Easiest way to avoid this problem is by seeing a professional boot fitter who can identify whether you have wide, narrow, or smaller feet than you realized and can therefore recommend an appropriate boot that would work best. If you can’t see a professional boot fitter, study up on how a snowboard boot should fit, to ensure that you get it right. A good place to start here.
Not properly tightening the boot
Not always the most common problem but on occasion can occur when either the boot itself isn’t’ properly tightened or in some cases the liner. Almost every brand of snowboard boot has a different kind of lacing system, whether it’s boa, speed lace or traditional laces or some combination, they all tighten up differently. And liner lacing systems can differ too.
First off, ensure you are tightening the liner accordingly making sure it is good and tight. I find, once you’ve given the tag a good tug (for a typical liner lacing harness), continue to pull the tag and then push the clip down several times. Usually with doing this a few times after your initial pull, you can get it quite a bit tighter than you thought. Don’t cut off circulation of cause, but make sure it’s good and tight.
Next make sure the lower section on the outside of the boot is tight because they do the majority of the work when it comes to ensuring your heels don’t lift. Be careful not to over-tighten though, as this can cut of blood flow which will cause your feet to cramp up.
Depending on your boot’s lacing system, the upper section may also work around the ankle of the boot, so this will likely need to be tightened too.
Finally, make sure your bindings are adjusted accordingly with the ankle strap fitting nice and snug. This will provide you with an even better fit, helping to ensure your heels lift less. Of course you don’t want pressure points or discomfort, so don’t over crank to a point that it’s uncomfortable.
It may be hard to say goodbye to a beloved pair of boots that got you through the last few seasons. But it might be time, if you are correctly doing everything mentioned above and still experiencing heel lift.
Every day on the mountain takes a toll on your boots and over time they begin to pack out more and more leaving them feeling softer and like your feet are moving around in every direction.
Realistically most brands say their boots are only going to perform to a high standard for about 100 days of riding, which is years for some and one season for others.
Some brands do offer things such as J-bars or extra foam for liners that will help extend your boots life but these are just short term fixes that will only last so long.
So be aware of your boots starting to feel like this and consider getting a new pair before the problem persists because in this case there is no other fixes.
It may also be the case that a particular pair of boots, no matter the size, just don’t provide you with good heel hold. Everyone’s feet are different and different brands fit differently. A certain pair of boots just may not be a good pairing with your foot type.
This is only really a prevention measure and can only be done when selecting the boots for the first time. Getting it right from the outset is the best method.
Heel lift is the most common problem associated with snowboard boots these days but it is quite avoidable.
Getting a properly sized boot is the number one most important thing to do. And purchasing a pair of snowboard boots that are a good match to your feet.
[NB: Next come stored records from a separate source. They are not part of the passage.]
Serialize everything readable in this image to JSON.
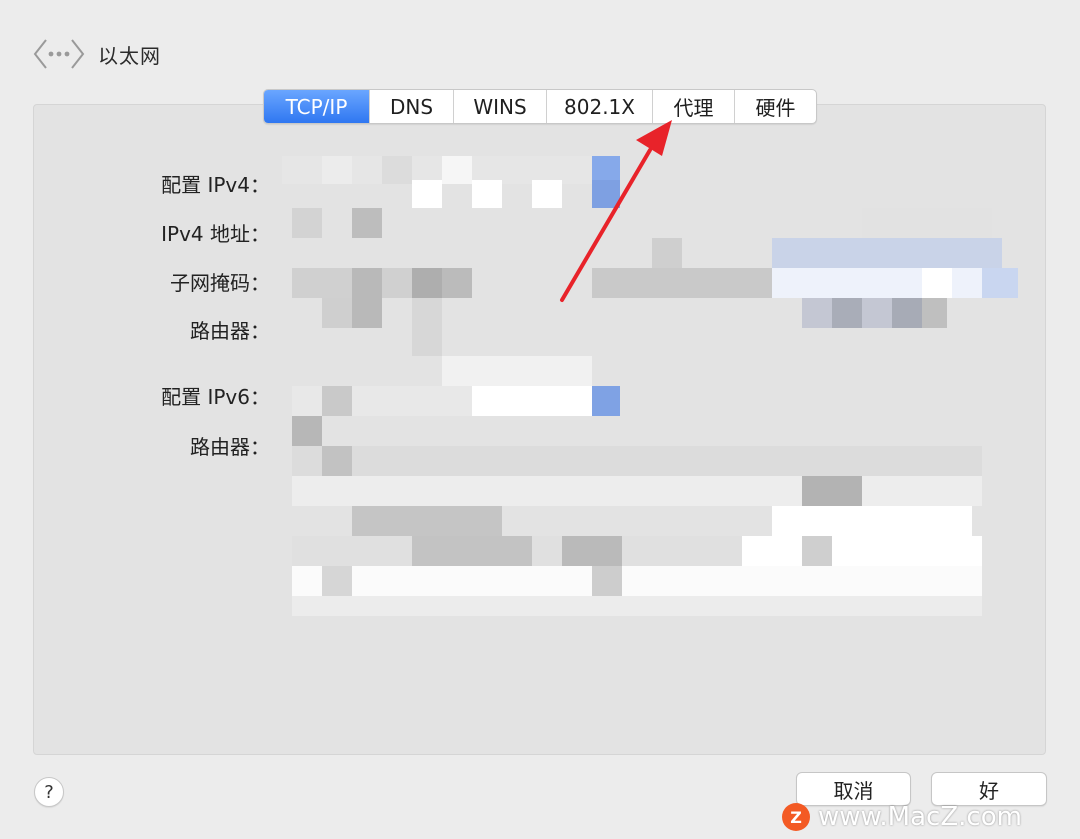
{
  "header": {
    "title": "以太网",
    "nav_icon": "network-dots-icon"
  },
  "tabs": [
    {
      "label": "TCP/IP",
      "active": true
    },
    {
      "label": "DNS",
      "active": false
    },
    {
      "label": "WINS",
      "active": false
    },
    {
      "label": "802.1X",
      "active": false
    },
    {
      "label": "代理",
      "active": false
    },
    {
      "label": "硬件",
      "active": false
    }
  ],
  "fields": {
    "config_ipv4": "配置 IPv4：",
    "ipv4_address": "IPv4 地址：",
    "subnet_mask": "子网掩码：",
    "router_v4": "路由器：",
    "config_ipv6": "配置 IPv6：",
    "router_v6": "路由器："
  },
  "buttons": {
    "help": "?",
    "cancel": "取消",
    "ok": "好"
  },
  "colors": {
    "accent": "#2f77f1",
    "annotation_arrow": "#e8232a"
  },
  "watermark": {
    "logo_letter": "Z",
    "text": "www.MacZ.com"
  }
}
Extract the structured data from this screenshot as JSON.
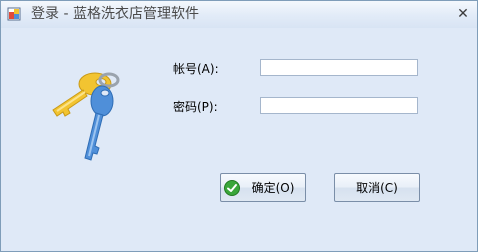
{
  "window": {
    "title": "登录 - 蓝格洗衣店管理软件",
    "close_glyph": "✕",
    "app_icon": "app-icon",
    "close_icon": "close-icon"
  },
  "illustration": {
    "icon": "keys-icon",
    "colors": {
      "gold_key": "#f2c431",
      "blue_key": "#4f8fd9"
    }
  },
  "form": {
    "account_label": "帐号(A):",
    "account_value": "",
    "password_label": "密码(P):",
    "password_value": ""
  },
  "buttons": {
    "ok_label": "确定(O)",
    "ok_icon": "checkmark-icon",
    "ok_icon_color": "#3aa63a",
    "cancel_label": "取消(C)"
  }
}
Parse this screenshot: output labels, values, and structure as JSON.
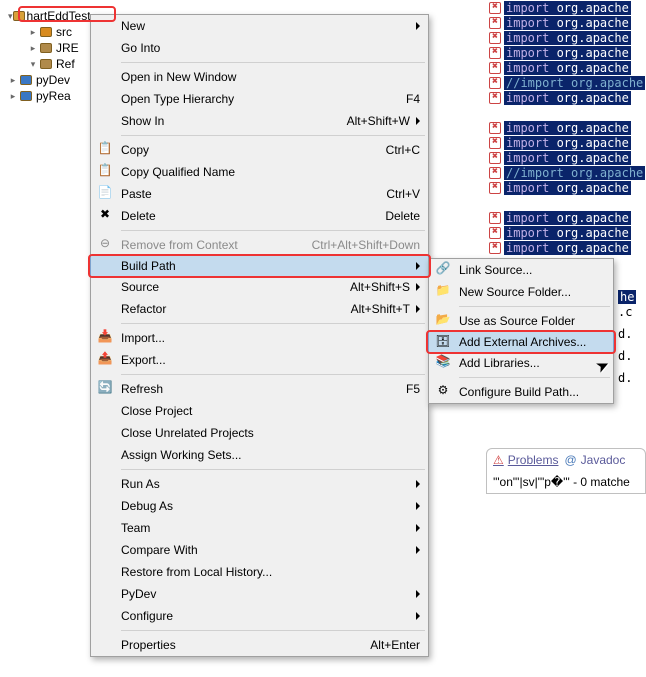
{
  "tree": {
    "items": [
      {
        "label": "hartEddTest",
        "twisty": "▾",
        "highlight": true
      },
      {
        "label": "src",
        "twisty": "▸",
        "indent": 1,
        "iconColor": "#d88b1f"
      },
      {
        "label": "JRE",
        "twisty": "▸",
        "indent": 1,
        "iconColor": "#b08a4a"
      },
      {
        "label": "Ref",
        "twisty": "▾",
        "indent": 1,
        "iconColor": "#b08a4a"
      },
      {
        "label": "pyDev",
        "twisty": "▸",
        "indent": 0,
        "iconColor": "#3a77c4"
      },
      {
        "label": "pyRea",
        "twisty": "▸",
        "indent": 0,
        "iconColor": "#3a77c4"
      }
    ]
  },
  "menu": {
    "items": [
      {
        "label": "New",
        "submenu": true,
        "icon": ""
      },
      {
        "label": "Go Into"
      },
      {
        "sep": true
      },
      {
        "label": "Open in New Window"
      },
      {
        "label": "Open Type Hierarchy",
        "accel": "F4"
      },
      {
        "label": "Show In",
        "accel": "Alt+Shift+W",
        "submenu": true
      },
      {
        "sep": true
      },
      {
        "label": "Copy",
        "accel": "Ctrl+C",
        "icon": "copy"
      },
      {
        "label": "Copy Qualified Name",
        "icon": "copy"
      },
      {
        "label": "Paste",
        "accel": "Ctrl+V",
        "icon": "paste"
      },
      {
        "label": "Delete",
        "accel": "Delete",
        "icon": "delete"
      },
      {
        "sep": true
      },
      {
        "label": "Remove from Context",
        "accel": "Ctrl+Alt+Shift+Down",
        "icon": "remove",
        "disabled": true
      },
      {
        "label": "Build Path",
        "submenu": true,
        "hovered": true,
        "highlight": true
      },
      {
        "label": "Source",
        "accel": "Alt+Shift+S",
        "submenu": true
      },
      {
        "label": "Refactor",
        "accel": "Alt+Shift+T",
        "submenu": true
      },
      {
        "sep": true
      },
      {
        "label": "Import...",
        "icon": "import"
      },
      {
        "label": "Export...",
        "icon": "export"
      },
      {
        "sep": true
      },
      {
        "label": "Refresh",
        "accel": "F5",
        "icon": "refresh"
      },
      {
        "label": "Close Project"
      },
      {
        "label": "Close Unrelated Projects"
      },
      {
        "label": "Assign Working Sets..."
      },
      {
        "sep": true
      },
      {
        "label": "Run As",
        "submenu": true
      },
      {
        "label": "Debug As",
        "submenu": true
      },
      {
        "label": "Team",
        "submenu": true
      },
      {
        "label": "Compare With",
        "submenu": true
      },
      {
        "label": "Restore from Local History..."
      },
      {
        "label": "PyDev",
        "submenu": true
      },
      {
        "label": "Configure",
        "submenu": true
      },
      {
        "sep": true
      },
      {
        "label": "Properties",
        "accel": "Alt+Enter"
      }
    ]
  },
  "submenu": {
    "items": [
      {
        "label": "Link Source...",
        "icon": "link"
      },
      {
        "label": "New Source Folder...",
        "icon": "folder"
      },
      {
        "sep": true
      },
      {
        "label": "Use as Source Folder",
        "icon": "srcfolder"
      },
      {
        "label": "Add External Archives...",
        "icon": "jar",
        "hovered": true,
        "highlight": true
      },
      {
        "label": "Add Libraries...",
        "icon": "books"
      },
      {
        "sep": true
      },
      {
        "label": "Configure Build Path...",
        "icon": "config"
      }
    ]
  },
  "editor": {
    "lines": [
      {
        "kind": "import",
        "text": "import org.apache"
      },
      {
        "kind": "import",
        "text": "import org.apache"
      },
      {
        "kind": "import",
        "text": "import org.apache"
      },
      {
        "kind": "import",
        "text": "import org.apache"
      },
      {
        "kind": "import",
        "text": "import org.apache"
      },
      {
        "kind": "comment",
        "text": "//import org.apache"
      },
      {
        "kind": "import",
        "text": "import org.apache"
      },
      {
        "blank": true
      },
      {
        "kind": "import",
        "text": "import org.apache"
      },
      {
        "kind": "import",
        "text": "import org.apache"
      },
      {
        "kind": "import",
        "text": "import org.apache"
      },
      {
        "kind": "comment",
        "text": "//import org.apache"
      },
      {
        "kind": "import",
        "text": "import org.apache"
      },
      {
        "blank": true
      },
      {
        "kind": "import",
        "text": "import org.apache"
      },
      {
        "kind": "import",
        "text": "import org.apache"
      },
      {
        "kind": "import",
        "text": "import org.apache"
      }
    ]
  },
  "editor_trailer": {
    "lines": [
      "he",
      ".c",
      "d.",
      "d.",
      "d."
    ]
  },
  "problems": {
    "tab1": "Problems",
    "tab2": "Javadoc",
    "info": "'\"on\"'|sv|'\"p�\"' - 0 matche"
  },
  "icons": {
    "copy": "📋",
    "paste": "📄",
    "delete": "✖",
    "remove": "⊖",
    "import": "📥",
    "export": "📤",
    "refresh": "🔄",
    "link": "🔗",
    "folder": "📁",
    "srcfolder": "📂",
    "jar": "🗄",
    "books": "📚",
    "config": "⚙",
    "error": "⮾"
  }
}
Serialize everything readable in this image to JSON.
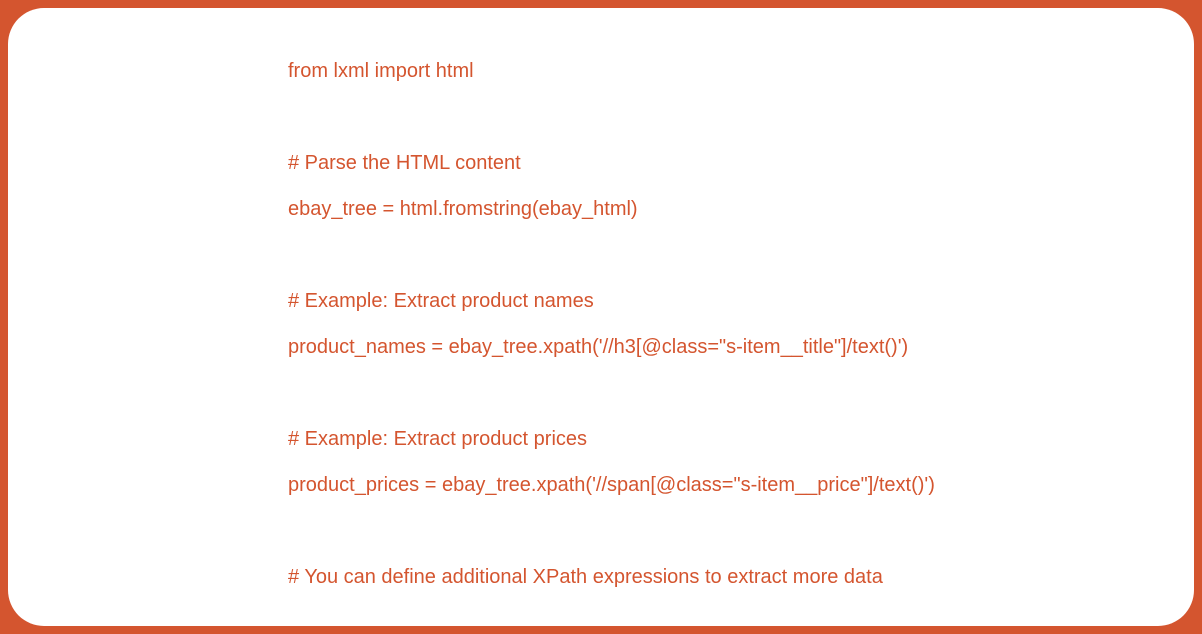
{
  "code": {
    "lines": [
      "from lxml import html",
      "",
      "# Parse the HTML content",
      "ebay_tree = html.fromstring(ebay_html)",
      "",
      "# Example: Extract product names",
      "product_names = ebay_tree.xpath('//h3[@class=\"s-item__title\"]/text()')",
      "",
      "# Example: Extract product prices",
      "product_prices = ebay_tree.xpath('//span[@class=\"s-item__price\"]/text()')",
      "",
      "# You can define additional XPath expressions to extract more data"
    ]
  },
  "colors": {
    "background": "#D4552F",
    "panel": "#FFFFFF",
    "text": "#D4552F"
  }
}
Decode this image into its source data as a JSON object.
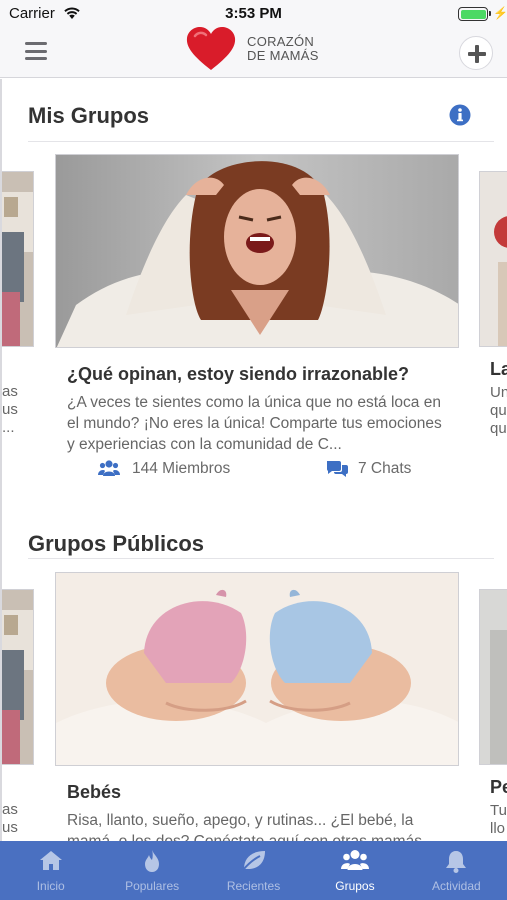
{
  "status_bar": {
    "carrier": "Carrier",
    "time": "3:53 PM"
  },
  "nav": {
    "logo_line1": "CORAZÓN",
    "logo_line2": "DE MAMÁS"
  },
  "sections": {
    "mis_grupos": {
      "title": "Mis Grupos",
      "card": {
        "title": "¿Qué opinan, estoy siendo irrazonable?",
        "description": "¿A veces te sientes como la única que no está loca en el mundo? ¡No eres la única! Comparte tus emociones y experiencias con la comunidad de C...",
        "members": "144 Miembros",
        "chats": "7 Chats"
      },
      "peek_left_lines": [
        "as",
        "us",
        "..."
      ],
      "peek_right_title": "La",
      "peek_right_lines": [
        "Un",
        "qu",
        "qu"
      ]
    },
    "grupos_publicos": {
      "title": "Grupos Públicos",
      "card": {
        "title": "Bebés",
        "description": "Risa, llanto, sueño, apego, y rutinas... ¿El bebé, la mamá, o los dos? Conéctate aquí con otras mamás"
      },
      "peek_left_lines": [
        "as",
        "us"
      ],
      "peek_right_title": "Pe",
      "peek_right_lines": [
        "Tu",
        "llo"
      ]
    }
  },
  "tabs": [
    {
      "label": "Inicio",
      "icon": "home-icon"
    },
    {
      "label": "Populares",
      "icon": "flame-icon"
    },
    {
      "label": "Recientes",
      "icon": "leaf-icon"
    },
    {
      "label": "Grupos",
      "icon": "users-icon"
    },
    {
      "label": "Actividad",
      "icon": "bell-icon"
    }
  ],
  "active_tab": "Grupos",
  "colors": {
    "accent": "#4a70c1",
    "brand_red": "#d91c2a",
    "info_blue": "#3d6fc4"
  }
}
If possible, go to a local shop (and if not possible, do your research) and at the very least discover what type of foot you have, because nobody’s are the same. Follow this up with some research on what brand might fit your style of foot best, because like feet they all fit different.
If you are past the purchasing stage and are dealing with heel lift, there are still things you can do to help, like J-bars, but they might not completely solve the problem and it’s better to get the right boot and the right size from the outset.
Heel lift is frustrating and inevitably unavoidable at some point, if you use the same boots season after season but I hope this helped you understand heel lift a bit more and ways to minimize its effect on your snowboarding.